FIFA’s other main multiplayer modes have seen minor change. Ultimate Team continues to have an insidious grip on most players, and microtransactions are encouraged at every turn. You can now customise the VIP area of FUT Stadium if you so desire, while Division Rivals will reward time spent in the mode, whether you win or lose. FUT Champions is split into Play-Offs and Finals in FIFA 22, which should give competitive players a nice change to what’s come before in Weekend League. It’s nice to see some quality-of-life improvements in FUT, but after spending a couple of hours opening packs and playing around with what’s on offer, I still find myself quickly gravitating away from it – it’s just not for me.
Women Virtual Pros are the big change to come to Pro Clubs, and it’s a change that’s very welcome. I’d had hoped we’d have seen a lot of representation across FIFA’s game modes when women’s football was introduced some time ago, yet the implementation has been going at a snail’s pace. I hope that one day we get the women’s leagues into Career Mode, but I feel that’s some way off. Needless to say, it’s a step forward.
DualSense support is, once again, great in FIFA 22. I love the way the controller feedback works as you crash into tackles or take an all-important shot. I do continue to worry about the adaptive triggers, however, as it feels like I’m in a constant battle with them as player stamina begins to drain at the tail-end of a match. It’s been almost a year and my original controller marches on unbothered, though, so it mustn’t be having that bad of an effect.

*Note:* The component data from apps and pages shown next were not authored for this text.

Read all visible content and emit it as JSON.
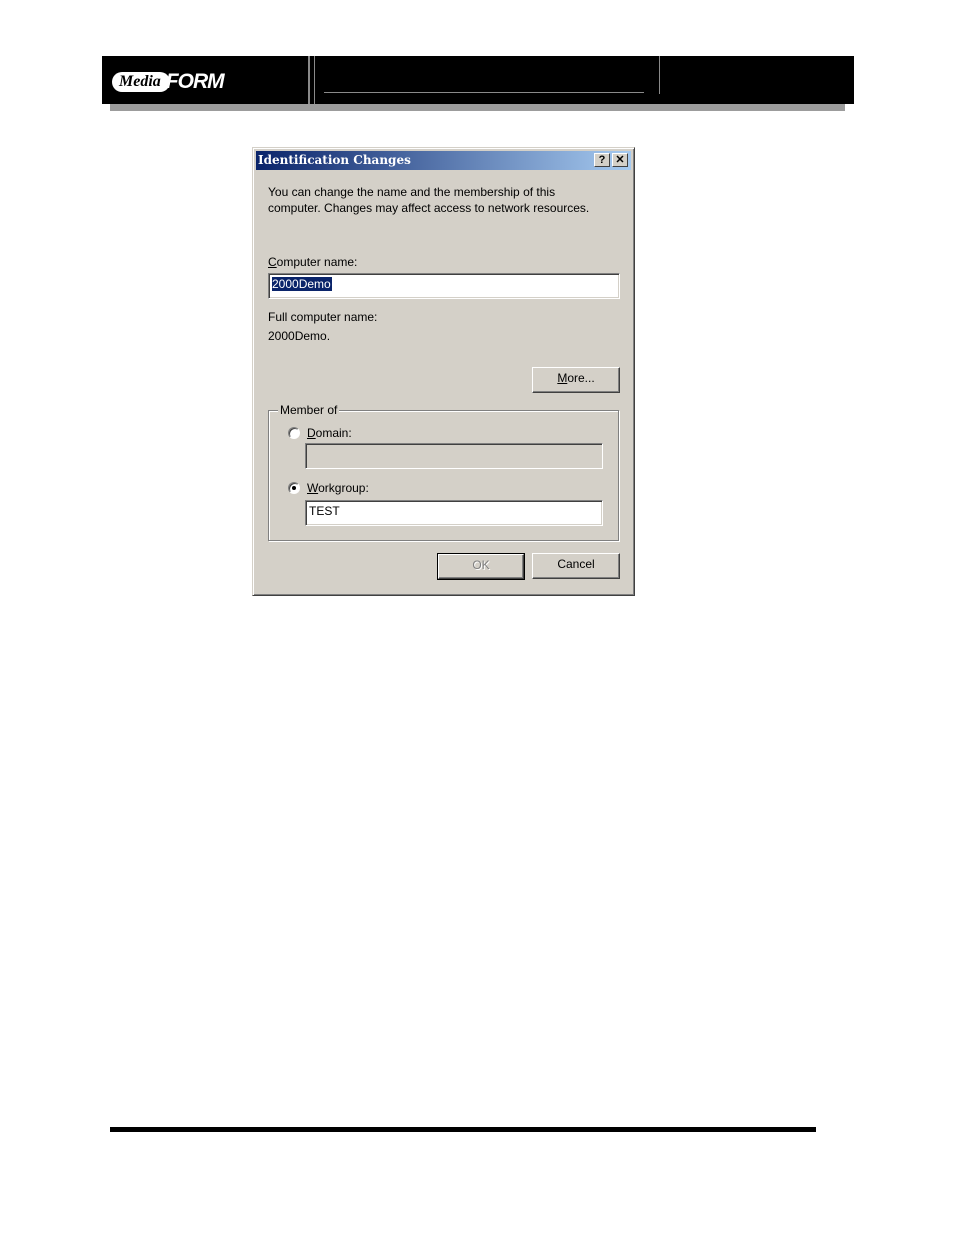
{
  "header": {
    "logo_media": "Media",
    "logo_form": "FORM"
  },
  "dialog": {
    "title": "Identification Changes",
    "help_glyph": "?",
    "close_glyph": "✕",
    "description_line1": "You can change the name and the membership of this",
    "description_line2": "computer. Changes may affect access to network resources.",
    "computer_name": {
      "label_accel": "C",
      "label_rest": "omputer name:",
      "value": "2000Demo"
    },
    "full_computer_name": {
      "label": "Full computer name:",
      "value": "2000Demo."
    },
    "more_button": {
      "accel": "M",
      "rest": "ore..."
    },
    "member_of": {
      "legend": "Member of",
      "domain": {
        "accel": "D",
        "rest": "omain:",
        "selected": false,
        "value": ""
      },
      "workgroup": {
        "accel": "W",
        "rest": "orkgroup:",
        "selected": true,
        "value": "TEST"
      }
    },
    "ok_button": "OK",
    "cancel_button": "Cancel"
  },
  "colors": {
    "title_gradient_start": "#0a246a",
    "title_gradient_end": "#a6caf0",
    "dialog_face": "#d4d0c8"
  }
}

Even with some issues and shortcomings, this year’s FIFA is the best in some time. HyperMotion accelerates it ahead of the competition, and it’s great to see some major changes to Career Mode. Stewart Robson coming in for commentary, alongside Alex Scott as pitchside reporter, has also given some much-needed revitalisation to the commentary in the game. All in all, there’s something here for everyone, and the series is finally charting a course I can get behind.
THE PS5 VERSION OF THIS GAME WAS PLAYED FOR THE PURPOSE OF THIS REVIEW. A DIGITAL REVIEW CODE WAS PROVIDED BY THE PUBLISHER.
FIFA 22 is the best FIFA game in years. HyperMotion pushes the action along, with a renewed focus on Career Mode more than welcome. It’s a more refined, well-developed package this time around, and I’m excited to see where the series is headed in the future.
HyperMotion is a game-changer
Career Mode finally gets some much-needed love
Player career's been given a well-deserved face lift
New commentary additions are excellent
DualSense support is great
FUT continues to push spending
Volta’s feeling more like an afterthought than ever before